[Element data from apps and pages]
<<<<
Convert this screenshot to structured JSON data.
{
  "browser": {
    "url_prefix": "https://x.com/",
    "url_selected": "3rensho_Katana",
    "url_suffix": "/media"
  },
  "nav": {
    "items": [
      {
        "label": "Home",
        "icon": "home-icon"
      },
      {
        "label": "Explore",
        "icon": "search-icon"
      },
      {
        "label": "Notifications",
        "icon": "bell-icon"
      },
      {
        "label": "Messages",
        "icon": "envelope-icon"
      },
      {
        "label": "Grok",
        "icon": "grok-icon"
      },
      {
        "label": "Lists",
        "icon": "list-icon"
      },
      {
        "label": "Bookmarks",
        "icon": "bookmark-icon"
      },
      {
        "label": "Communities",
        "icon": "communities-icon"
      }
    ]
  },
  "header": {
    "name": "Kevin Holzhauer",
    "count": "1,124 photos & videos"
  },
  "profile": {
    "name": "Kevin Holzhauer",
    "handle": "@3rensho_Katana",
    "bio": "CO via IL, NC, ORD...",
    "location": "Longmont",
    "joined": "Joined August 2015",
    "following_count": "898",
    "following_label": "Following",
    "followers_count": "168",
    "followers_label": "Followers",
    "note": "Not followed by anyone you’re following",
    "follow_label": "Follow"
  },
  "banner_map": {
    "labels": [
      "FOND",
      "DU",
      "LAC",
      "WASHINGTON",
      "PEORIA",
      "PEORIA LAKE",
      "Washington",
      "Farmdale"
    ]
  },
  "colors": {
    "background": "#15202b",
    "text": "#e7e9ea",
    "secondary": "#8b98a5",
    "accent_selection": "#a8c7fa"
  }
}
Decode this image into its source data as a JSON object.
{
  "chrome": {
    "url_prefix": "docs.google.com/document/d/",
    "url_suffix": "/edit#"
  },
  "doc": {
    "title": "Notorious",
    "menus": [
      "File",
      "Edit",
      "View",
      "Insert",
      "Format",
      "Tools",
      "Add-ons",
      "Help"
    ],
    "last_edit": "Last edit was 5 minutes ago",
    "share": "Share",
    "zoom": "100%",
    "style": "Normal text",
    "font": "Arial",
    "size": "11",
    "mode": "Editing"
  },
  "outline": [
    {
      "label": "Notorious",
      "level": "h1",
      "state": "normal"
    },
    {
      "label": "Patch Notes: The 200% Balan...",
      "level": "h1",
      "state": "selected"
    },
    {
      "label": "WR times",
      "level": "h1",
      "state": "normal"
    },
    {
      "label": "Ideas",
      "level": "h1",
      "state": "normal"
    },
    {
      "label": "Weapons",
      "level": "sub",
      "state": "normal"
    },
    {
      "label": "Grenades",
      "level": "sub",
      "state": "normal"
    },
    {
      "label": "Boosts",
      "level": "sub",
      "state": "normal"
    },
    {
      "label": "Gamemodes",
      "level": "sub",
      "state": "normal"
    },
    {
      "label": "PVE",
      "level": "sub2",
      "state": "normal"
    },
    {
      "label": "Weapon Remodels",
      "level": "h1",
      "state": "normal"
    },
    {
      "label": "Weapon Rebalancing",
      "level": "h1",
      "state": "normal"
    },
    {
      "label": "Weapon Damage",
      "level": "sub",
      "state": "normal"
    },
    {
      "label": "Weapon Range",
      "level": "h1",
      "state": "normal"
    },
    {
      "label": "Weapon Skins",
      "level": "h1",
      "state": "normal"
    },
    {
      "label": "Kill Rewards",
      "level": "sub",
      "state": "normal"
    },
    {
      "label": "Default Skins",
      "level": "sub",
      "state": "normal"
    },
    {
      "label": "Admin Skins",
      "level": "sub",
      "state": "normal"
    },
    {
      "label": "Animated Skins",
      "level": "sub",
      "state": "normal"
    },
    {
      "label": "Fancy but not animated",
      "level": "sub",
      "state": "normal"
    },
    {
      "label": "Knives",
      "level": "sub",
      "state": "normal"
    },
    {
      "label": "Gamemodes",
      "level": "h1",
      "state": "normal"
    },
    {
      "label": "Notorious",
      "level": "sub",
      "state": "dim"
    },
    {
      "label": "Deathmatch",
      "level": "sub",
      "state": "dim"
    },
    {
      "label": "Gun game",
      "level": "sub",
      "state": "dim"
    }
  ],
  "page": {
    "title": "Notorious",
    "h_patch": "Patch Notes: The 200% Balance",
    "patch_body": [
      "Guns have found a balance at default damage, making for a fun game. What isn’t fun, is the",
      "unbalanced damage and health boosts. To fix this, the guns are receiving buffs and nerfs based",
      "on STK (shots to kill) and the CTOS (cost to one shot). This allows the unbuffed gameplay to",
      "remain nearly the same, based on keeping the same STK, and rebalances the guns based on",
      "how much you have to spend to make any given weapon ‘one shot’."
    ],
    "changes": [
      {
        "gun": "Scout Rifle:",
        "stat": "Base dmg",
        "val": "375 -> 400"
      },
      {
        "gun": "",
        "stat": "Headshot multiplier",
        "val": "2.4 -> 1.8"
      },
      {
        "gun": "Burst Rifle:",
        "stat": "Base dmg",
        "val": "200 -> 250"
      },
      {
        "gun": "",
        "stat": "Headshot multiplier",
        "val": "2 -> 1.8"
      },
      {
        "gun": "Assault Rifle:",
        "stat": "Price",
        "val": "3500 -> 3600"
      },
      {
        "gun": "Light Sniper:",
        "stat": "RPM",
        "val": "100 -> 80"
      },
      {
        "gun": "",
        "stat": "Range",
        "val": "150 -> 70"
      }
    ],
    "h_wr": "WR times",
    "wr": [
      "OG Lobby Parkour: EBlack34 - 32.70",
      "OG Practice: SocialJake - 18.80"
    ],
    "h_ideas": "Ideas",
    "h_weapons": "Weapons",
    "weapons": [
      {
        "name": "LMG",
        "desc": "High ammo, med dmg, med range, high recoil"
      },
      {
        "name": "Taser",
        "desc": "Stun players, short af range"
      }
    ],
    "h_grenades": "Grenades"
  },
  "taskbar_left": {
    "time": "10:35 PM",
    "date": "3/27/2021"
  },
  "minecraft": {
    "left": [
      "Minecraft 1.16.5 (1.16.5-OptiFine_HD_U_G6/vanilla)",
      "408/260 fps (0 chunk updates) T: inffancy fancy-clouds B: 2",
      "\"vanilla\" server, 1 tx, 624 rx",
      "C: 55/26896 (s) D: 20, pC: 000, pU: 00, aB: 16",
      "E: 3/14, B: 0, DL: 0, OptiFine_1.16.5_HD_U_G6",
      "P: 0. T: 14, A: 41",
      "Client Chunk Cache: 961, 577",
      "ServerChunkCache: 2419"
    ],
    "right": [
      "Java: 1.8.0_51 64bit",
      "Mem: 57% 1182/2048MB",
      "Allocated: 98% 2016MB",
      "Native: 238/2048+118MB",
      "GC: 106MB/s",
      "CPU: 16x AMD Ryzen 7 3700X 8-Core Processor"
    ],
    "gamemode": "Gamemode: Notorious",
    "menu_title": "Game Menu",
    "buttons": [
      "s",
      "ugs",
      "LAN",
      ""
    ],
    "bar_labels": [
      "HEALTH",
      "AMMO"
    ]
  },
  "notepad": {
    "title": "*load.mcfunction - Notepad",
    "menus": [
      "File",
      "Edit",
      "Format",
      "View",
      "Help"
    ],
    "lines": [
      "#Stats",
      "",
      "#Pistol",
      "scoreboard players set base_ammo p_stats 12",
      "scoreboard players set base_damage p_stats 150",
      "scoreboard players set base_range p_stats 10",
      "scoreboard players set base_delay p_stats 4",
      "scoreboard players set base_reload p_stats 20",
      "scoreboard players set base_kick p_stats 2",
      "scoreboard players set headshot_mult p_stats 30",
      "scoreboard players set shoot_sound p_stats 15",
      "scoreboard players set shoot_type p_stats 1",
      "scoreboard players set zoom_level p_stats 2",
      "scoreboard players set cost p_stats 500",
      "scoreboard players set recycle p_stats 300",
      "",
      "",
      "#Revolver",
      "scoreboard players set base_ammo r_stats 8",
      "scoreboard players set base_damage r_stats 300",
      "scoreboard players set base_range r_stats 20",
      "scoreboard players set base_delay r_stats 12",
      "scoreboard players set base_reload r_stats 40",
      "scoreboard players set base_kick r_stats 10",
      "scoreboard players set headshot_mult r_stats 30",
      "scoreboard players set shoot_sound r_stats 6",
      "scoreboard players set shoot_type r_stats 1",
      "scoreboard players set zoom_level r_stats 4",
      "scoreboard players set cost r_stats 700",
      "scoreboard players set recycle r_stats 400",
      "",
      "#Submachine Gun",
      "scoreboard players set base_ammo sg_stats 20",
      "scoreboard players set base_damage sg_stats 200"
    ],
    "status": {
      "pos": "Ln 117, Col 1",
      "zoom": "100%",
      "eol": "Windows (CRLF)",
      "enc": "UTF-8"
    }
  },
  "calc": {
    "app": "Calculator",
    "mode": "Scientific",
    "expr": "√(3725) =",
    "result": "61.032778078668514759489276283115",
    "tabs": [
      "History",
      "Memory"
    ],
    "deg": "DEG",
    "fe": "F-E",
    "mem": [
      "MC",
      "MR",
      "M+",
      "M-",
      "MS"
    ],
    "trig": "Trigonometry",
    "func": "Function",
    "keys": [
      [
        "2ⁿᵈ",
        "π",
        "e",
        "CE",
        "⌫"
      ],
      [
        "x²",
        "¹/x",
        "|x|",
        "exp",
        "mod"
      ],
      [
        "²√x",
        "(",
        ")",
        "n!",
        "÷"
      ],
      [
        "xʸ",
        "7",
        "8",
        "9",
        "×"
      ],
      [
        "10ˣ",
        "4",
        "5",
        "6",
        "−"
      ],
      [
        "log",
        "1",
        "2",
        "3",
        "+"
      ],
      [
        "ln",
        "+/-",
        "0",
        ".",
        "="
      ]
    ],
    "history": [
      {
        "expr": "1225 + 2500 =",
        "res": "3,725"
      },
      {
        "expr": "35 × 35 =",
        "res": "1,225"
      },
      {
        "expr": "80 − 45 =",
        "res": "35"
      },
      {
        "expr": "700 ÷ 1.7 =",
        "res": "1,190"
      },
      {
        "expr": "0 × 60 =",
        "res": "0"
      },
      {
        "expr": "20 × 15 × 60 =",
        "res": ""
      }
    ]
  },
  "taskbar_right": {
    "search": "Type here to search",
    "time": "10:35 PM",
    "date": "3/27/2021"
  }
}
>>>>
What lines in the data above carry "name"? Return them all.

    "name": "Kevin Holzhauer",
    "name": "Kevin Holzhauer",
        "name": "LMG",
        "name": "Taser",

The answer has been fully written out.